Fat is not always a bad thing – in fact, fat is essential for daily function of vital organs (such as the brain, heart, and reproductive organs).

Fat can be broken down into two different categories: saturated (“bad”) and unsaturated (“good”).

Unsaturated fats can be further broken down into monounsaturated and polyunsaturated. Polyunsaturated fats are missing several hydrogen atoms and are essential to our health since our bodies cannot manufacture them.

Polyunsaturated oils, in particular, are necessary for hormone production and to regulate bodily activities.

There are two types of polyunsaturated oils: omega-3 fatty acids (which can be found in fish, eggs, and flaxseed oil) and omega-6 fatty acids (which can be found in seeds and seed oils). While both types are essential for the body, there are several differences between the two types of polyunsaturated fats and different associated health implications.

Omega-3 fatty acids play a vital role in the prevention of heart disease and several forms of cancer, aid in weight loss and healthy weight maintenance, and also support the production of important hormones that keep you healthy, feeling great, and looking younger and leaner (i.e. the sex hormones estrogen, progesterone, and testosterone).

Omega-3s can be found in eggs, nuts, flaxseed, and cold-water fish.

Omega-6 fatty acids, on the other hand, can be dangerous if consumed in excess amounts as well as if consumed in insufficient amounts. Omega-6 fatty acids should be included in the diet, but in moderation.

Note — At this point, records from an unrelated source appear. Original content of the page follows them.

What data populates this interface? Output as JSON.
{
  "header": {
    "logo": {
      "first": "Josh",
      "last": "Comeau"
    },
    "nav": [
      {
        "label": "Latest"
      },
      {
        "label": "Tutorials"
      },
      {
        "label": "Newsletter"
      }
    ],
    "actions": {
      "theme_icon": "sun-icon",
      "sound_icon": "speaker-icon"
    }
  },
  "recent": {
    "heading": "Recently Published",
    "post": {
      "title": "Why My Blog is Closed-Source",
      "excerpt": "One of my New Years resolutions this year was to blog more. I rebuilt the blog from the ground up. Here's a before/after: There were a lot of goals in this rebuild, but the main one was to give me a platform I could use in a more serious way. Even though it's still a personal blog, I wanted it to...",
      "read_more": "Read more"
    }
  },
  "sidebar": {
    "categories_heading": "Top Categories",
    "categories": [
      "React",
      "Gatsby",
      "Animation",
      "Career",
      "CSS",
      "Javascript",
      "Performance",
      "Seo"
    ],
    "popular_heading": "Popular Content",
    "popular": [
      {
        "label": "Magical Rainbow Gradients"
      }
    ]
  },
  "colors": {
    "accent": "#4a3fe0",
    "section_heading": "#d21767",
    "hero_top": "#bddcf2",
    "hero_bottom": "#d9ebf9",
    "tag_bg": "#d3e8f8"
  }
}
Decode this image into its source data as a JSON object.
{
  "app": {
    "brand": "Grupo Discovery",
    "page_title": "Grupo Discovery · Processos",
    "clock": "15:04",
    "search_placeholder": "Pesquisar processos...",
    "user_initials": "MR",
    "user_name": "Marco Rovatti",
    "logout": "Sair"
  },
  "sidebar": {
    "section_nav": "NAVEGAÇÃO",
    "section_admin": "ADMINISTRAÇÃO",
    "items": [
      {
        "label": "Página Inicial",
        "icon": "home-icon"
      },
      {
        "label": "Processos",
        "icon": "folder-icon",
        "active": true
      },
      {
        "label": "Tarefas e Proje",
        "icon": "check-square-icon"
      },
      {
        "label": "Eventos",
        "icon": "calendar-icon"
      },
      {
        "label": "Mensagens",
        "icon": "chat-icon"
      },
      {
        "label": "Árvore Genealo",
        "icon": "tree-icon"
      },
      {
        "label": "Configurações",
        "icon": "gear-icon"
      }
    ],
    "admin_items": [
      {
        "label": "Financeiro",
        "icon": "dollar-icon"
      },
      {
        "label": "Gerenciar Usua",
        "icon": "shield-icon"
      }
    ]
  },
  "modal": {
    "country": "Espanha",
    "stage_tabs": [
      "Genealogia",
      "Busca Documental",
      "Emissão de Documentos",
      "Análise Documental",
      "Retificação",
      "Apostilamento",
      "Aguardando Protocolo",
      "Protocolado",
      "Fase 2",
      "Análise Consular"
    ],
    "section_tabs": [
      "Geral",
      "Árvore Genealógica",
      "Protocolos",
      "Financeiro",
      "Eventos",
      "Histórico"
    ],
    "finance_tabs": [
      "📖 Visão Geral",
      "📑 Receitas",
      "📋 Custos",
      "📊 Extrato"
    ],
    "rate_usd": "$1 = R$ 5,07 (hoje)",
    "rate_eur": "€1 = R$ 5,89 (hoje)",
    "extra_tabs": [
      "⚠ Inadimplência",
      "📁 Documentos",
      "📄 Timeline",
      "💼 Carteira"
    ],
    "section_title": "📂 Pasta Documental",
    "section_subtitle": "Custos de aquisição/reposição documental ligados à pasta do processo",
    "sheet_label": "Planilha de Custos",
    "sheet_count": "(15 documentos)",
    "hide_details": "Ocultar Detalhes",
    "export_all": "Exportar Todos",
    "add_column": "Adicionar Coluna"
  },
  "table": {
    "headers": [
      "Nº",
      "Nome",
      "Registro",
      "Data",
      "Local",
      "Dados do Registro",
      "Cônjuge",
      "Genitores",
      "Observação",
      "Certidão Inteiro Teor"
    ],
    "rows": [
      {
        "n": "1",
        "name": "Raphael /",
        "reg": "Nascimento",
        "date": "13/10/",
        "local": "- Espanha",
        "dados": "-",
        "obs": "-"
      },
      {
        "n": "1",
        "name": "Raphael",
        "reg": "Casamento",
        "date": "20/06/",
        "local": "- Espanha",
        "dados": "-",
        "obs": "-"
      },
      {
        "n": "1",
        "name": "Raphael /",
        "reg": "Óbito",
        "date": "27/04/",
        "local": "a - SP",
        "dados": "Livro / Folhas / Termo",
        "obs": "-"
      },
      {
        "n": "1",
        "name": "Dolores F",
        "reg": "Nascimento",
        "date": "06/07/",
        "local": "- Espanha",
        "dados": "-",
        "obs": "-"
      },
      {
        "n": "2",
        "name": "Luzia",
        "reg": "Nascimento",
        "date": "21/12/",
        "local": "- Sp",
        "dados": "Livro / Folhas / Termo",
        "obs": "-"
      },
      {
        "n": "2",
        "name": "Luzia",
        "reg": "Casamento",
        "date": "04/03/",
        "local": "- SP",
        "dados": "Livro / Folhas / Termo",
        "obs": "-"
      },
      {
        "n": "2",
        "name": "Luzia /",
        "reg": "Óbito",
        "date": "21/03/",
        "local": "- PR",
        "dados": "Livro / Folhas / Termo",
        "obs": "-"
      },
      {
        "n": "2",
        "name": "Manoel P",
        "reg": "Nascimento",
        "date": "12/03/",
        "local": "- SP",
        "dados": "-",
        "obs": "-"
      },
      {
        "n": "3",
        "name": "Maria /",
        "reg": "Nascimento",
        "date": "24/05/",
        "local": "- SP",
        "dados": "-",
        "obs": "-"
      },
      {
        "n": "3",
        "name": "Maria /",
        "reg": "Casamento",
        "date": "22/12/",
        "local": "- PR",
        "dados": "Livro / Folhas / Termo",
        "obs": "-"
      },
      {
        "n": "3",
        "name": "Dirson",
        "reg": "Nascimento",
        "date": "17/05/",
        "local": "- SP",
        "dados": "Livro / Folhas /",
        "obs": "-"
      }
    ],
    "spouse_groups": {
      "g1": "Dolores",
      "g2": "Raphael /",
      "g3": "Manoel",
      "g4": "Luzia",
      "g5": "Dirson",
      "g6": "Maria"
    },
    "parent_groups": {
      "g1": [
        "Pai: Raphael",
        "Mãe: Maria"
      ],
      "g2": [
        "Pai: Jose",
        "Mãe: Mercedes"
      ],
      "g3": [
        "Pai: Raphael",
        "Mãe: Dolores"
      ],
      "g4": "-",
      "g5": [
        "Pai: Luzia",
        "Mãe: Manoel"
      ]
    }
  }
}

These fatty acids are commonly found in corn, peanuts, and seeds (and their oils), as well as in evening primrose and borage oils (which can help ease arthritis and premenstrual cramps).

Results may vary by individual, so consult your doctor today and see if this is right for you!